[[ PROVIDED ENTRIES, beginning ]]

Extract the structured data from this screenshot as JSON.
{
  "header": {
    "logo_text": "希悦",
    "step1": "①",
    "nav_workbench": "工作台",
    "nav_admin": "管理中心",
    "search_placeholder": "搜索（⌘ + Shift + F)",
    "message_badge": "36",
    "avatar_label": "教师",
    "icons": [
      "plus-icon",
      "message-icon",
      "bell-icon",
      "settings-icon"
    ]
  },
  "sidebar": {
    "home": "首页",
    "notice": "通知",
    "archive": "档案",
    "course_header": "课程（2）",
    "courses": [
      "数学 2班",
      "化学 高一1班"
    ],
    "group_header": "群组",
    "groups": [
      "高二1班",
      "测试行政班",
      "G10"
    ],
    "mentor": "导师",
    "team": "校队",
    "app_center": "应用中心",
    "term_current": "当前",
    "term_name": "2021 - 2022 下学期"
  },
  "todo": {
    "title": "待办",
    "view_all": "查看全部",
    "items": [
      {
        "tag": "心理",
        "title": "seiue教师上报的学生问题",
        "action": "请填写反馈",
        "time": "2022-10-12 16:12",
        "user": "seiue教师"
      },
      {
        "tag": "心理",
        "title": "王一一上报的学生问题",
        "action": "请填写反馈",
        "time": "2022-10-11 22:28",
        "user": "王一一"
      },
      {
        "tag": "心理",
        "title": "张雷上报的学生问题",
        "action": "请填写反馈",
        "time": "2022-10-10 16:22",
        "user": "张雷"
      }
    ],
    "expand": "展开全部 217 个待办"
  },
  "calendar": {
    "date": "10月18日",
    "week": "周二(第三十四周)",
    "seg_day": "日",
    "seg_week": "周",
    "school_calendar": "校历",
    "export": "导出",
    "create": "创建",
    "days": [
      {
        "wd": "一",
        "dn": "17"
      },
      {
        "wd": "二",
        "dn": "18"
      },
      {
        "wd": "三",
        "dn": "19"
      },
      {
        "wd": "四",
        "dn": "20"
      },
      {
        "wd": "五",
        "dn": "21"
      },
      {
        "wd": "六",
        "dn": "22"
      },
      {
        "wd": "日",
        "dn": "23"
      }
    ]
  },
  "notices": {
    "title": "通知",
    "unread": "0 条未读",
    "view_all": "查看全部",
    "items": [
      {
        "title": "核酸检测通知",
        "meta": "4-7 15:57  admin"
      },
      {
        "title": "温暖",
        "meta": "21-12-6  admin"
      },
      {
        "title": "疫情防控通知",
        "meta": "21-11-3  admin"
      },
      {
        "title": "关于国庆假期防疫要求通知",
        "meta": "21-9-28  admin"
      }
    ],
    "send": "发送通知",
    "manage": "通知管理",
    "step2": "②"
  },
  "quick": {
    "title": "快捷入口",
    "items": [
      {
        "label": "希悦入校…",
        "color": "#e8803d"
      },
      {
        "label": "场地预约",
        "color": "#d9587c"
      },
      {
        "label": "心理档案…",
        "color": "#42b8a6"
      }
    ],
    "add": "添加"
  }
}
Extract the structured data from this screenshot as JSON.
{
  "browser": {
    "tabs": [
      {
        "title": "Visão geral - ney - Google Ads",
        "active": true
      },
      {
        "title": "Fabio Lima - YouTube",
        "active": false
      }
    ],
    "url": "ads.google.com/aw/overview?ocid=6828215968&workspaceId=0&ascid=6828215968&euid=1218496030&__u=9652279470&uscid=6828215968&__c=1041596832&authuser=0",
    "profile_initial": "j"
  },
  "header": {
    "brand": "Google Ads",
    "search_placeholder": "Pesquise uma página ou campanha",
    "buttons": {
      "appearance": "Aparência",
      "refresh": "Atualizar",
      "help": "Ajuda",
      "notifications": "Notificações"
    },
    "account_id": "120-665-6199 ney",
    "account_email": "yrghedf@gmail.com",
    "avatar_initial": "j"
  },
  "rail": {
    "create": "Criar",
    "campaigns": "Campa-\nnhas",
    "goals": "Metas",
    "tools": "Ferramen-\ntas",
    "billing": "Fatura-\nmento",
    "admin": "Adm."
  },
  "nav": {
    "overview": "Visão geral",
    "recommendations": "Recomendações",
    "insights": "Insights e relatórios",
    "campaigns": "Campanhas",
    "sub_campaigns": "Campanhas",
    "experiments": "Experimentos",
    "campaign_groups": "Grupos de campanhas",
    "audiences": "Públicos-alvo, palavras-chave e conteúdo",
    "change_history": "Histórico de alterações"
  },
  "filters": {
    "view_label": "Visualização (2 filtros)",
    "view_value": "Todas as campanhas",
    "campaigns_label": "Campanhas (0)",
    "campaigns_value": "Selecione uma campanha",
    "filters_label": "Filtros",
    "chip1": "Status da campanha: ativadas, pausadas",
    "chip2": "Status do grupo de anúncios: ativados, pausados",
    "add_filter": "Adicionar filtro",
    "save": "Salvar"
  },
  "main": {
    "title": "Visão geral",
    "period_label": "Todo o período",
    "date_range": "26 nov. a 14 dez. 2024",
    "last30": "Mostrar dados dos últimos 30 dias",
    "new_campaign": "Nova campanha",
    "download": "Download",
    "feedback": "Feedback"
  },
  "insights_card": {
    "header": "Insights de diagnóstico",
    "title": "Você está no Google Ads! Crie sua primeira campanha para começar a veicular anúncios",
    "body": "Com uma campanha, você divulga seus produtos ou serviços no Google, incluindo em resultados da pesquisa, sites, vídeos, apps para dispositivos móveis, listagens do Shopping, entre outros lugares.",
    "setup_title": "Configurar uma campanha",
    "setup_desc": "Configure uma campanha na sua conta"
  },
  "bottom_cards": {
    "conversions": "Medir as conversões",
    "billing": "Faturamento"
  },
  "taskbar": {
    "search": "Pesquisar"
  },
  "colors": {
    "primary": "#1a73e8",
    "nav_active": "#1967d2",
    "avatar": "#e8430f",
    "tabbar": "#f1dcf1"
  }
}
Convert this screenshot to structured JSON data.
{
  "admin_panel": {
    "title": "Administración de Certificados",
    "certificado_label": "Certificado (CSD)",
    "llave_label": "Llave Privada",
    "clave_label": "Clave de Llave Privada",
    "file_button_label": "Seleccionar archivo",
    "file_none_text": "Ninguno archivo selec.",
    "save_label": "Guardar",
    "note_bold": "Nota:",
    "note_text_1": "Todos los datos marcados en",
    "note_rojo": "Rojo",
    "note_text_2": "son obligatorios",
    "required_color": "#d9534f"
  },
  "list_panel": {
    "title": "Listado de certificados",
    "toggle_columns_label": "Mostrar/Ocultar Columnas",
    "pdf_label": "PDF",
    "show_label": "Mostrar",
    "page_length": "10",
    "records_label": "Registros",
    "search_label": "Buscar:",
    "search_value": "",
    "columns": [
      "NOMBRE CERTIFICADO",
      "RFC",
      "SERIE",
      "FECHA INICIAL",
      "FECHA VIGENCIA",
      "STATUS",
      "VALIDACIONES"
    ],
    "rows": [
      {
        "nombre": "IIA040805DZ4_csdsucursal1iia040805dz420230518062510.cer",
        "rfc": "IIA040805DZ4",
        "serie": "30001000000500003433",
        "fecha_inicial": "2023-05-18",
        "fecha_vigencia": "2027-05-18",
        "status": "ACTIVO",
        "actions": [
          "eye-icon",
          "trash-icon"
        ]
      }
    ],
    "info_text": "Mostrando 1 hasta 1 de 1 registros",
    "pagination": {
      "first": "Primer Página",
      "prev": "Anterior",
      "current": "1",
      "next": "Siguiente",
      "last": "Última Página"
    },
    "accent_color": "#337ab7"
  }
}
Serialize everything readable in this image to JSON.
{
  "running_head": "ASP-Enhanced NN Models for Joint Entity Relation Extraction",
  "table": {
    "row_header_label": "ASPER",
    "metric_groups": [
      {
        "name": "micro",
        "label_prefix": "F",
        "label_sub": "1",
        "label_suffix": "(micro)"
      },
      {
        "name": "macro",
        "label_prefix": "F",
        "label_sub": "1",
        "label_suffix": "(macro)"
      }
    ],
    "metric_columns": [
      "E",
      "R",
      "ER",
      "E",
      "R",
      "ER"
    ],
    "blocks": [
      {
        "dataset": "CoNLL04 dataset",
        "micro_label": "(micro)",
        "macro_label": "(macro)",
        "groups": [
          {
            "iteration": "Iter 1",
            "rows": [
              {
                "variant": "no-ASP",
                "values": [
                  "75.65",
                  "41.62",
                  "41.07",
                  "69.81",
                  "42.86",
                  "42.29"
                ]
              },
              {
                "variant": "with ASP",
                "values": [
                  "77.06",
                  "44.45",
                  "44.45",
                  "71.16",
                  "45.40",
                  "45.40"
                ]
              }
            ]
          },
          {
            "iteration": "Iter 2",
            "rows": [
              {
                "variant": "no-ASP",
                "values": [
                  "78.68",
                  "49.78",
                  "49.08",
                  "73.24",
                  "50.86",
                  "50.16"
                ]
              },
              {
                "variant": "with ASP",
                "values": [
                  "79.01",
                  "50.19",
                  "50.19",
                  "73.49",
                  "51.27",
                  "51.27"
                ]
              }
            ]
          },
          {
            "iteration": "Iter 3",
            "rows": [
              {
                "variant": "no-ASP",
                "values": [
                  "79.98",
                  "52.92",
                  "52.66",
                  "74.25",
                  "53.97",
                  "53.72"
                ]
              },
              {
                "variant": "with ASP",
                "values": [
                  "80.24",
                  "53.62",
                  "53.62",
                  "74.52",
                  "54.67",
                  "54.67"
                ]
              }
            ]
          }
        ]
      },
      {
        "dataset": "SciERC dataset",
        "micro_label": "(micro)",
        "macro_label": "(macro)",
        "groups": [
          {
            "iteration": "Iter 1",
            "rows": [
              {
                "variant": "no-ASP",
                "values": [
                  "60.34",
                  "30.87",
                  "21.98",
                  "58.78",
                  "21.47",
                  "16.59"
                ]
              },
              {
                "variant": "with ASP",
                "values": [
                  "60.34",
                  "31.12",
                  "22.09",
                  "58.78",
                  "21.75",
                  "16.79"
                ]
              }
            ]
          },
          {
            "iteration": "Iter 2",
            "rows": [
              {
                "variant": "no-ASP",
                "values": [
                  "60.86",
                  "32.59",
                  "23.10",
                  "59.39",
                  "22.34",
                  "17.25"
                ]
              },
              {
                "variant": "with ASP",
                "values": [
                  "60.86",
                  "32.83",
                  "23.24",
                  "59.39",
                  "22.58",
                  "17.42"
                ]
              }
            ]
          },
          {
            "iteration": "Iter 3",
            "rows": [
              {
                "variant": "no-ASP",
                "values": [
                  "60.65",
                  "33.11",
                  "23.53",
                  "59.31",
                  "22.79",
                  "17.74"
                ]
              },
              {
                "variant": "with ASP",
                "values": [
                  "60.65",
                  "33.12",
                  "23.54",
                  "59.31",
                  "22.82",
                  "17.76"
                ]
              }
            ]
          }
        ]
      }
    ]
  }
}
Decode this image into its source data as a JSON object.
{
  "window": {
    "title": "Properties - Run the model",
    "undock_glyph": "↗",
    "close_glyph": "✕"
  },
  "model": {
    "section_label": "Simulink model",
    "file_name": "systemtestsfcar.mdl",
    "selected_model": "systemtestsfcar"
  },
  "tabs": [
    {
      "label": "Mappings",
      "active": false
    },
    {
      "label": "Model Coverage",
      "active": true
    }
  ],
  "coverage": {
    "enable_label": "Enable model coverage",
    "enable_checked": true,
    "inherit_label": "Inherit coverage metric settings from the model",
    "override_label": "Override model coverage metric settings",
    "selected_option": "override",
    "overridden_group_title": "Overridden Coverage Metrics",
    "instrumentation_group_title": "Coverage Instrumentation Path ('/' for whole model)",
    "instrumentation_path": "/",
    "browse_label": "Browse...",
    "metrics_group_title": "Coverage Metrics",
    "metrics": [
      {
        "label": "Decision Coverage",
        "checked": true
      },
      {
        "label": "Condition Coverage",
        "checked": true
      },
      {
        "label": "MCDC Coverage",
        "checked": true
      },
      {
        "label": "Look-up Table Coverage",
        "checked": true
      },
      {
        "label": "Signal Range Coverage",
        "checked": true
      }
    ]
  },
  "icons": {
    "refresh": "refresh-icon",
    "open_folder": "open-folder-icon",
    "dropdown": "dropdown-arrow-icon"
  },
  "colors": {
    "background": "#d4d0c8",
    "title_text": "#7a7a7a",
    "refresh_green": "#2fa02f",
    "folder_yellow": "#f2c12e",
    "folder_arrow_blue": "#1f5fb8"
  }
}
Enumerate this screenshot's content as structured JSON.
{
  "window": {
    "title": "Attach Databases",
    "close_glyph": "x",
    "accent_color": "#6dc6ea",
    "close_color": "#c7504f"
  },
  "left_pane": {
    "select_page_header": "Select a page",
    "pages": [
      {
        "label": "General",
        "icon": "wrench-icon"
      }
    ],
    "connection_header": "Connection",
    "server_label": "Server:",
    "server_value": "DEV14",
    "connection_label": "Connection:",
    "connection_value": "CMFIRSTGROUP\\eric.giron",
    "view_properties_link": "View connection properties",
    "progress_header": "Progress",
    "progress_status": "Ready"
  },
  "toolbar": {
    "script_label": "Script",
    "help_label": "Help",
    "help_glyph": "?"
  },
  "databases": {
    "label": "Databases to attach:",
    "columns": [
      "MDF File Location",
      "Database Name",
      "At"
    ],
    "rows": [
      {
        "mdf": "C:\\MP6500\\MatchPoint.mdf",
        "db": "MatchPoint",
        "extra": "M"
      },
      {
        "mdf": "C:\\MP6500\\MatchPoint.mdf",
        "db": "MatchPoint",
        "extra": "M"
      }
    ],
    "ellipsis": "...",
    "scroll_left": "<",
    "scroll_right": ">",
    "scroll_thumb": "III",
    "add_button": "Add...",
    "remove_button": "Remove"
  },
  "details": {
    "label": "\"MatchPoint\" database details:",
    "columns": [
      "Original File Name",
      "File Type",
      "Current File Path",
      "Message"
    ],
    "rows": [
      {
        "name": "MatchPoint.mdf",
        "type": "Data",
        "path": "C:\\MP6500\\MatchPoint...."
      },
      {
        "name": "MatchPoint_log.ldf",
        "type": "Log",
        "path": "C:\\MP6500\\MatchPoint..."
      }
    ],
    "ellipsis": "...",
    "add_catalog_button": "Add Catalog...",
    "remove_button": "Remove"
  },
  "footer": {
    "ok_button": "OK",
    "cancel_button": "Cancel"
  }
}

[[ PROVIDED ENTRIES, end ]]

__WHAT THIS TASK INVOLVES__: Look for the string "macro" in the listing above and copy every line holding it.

__PROBLEM SOLUTION__:
        "name": "macro",
        "label_suffix": "(macro)"
        "macro_label": "(macro)",
        "macro_label": "(macro)",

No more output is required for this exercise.